Just south of the FPL plant in Riviera Beach is a new center that will inspire visitors to preserve and protect Florida’s environment and wildlife -- specifically manatees. The Manatee Education Center will teach visitors about this endangered species and the diverse marine life.
Thomas Bean (Class of 2013), FPL’s Director of Public and Community Engagement, explains how the leadership community can promote this unique center.
1) Explain the mission/goals of the Florida Power & Light Company Manatee Education Center in Rivera Beach.
Thomas Bean: For more than 30 years, FPL has diligently protected manatees and worked to educate our customers about these gentle, warm-blooded sea cows. Manatees warm themselves during the winter months near natural springs or warm-water outflows of coastal power plants such as the newly modernized Riviera Beach Next Generation Clean Energy Center. Hundreds of manatees migrate to this site and gather there every year when the temperature gets chilly.
On a piece of property located just south of the power plant overlooking the outflow area, FPL is building an innovative, two-story, Key West-style building that will actively engage visitors by providing learning opportunities about endangered manatees and wildlife in the surrounding waterways. Amenities will include a manatee viewing area, exhibit and meeting space, free admission and parking, picnic area, pavilion and a manatee webcam.
At FPL, we are working together with the communities we serve to make Florida an even better place to raise families and to do business and this includes creating this new center that will inspire visitors to preserve and protect Florida’s environment and wildlife.
2) Why did FPL decide to open the center in Palm Beach County?
Thomas Bean: For years, prior to 9/11, local Palm Beach County residents and winter visitors could park and walk right up to the water next to the old power plant. Following 9/11, power plants implemented much higher levels of security, which resulted in the manatee viewing area being closed to the public due to its close proximity to the plant.

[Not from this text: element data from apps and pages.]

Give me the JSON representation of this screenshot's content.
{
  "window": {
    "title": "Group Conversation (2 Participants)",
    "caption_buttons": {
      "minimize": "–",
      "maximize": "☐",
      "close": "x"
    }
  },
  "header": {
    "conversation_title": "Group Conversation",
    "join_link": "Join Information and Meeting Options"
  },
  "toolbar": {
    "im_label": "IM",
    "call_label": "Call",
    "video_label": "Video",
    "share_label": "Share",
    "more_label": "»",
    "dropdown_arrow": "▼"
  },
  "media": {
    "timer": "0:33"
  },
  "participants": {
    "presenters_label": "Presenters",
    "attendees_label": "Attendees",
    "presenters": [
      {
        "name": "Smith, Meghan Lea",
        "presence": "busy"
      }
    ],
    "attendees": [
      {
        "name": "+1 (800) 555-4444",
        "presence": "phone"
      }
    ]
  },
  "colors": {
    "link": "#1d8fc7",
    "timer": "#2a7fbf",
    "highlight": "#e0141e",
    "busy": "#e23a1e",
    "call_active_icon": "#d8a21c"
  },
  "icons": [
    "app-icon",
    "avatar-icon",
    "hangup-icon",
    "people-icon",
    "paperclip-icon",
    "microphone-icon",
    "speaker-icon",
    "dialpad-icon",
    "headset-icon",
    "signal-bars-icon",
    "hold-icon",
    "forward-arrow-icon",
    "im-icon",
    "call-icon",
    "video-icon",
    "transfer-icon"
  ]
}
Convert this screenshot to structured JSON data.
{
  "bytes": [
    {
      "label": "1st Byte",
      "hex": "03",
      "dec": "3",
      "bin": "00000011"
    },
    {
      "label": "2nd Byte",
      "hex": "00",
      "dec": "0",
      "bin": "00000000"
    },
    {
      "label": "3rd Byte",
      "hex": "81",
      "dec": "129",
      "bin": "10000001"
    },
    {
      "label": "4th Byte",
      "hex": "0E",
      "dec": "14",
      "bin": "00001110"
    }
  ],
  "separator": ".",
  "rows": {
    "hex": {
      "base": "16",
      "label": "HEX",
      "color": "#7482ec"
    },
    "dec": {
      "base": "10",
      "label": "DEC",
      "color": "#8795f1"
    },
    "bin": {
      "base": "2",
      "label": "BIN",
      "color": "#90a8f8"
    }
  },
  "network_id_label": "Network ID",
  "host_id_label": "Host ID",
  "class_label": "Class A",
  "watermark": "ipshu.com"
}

In 2011, when FPL made the move to replace the 1960s-era-oil-and-gas-fired Riviera Beach plant at this site with a new combined-cycle natural gas plant, FPL’s plans included a permanent manatee viewing area adjacent to the plant that would be open to the public. Today, that viewing area has expanded to an actual center that is poised to offer numerous opportunities for visitors to learn about this endangered species and the diverse marine life in the Lake Worth Lagoon.
3) What can the Leadership community do to help promote the center?
Thomas Bean: First of all, help us spread the word that this new center is coming soon! Then, once the center is open, come visit and bring your friends and family members. FPL wants this center to serve the community on many levels – as a place to come learn about the gentle sea cows that inhabit our local waterways and as a beautiful venue in our community that showcases the diverse ecosystem present in the Lake Worth Lagoon. There will be many different ways to experience the center, from the unique waterfront location to the dynamic and engaging exhibits, to marine-life expert lectures in the upstairs space to guided tours led by trained docents, and we will gratefully accept help from Leadership Palm Beach County’s extensive network of local leaders to help us spread the word about this new community destination.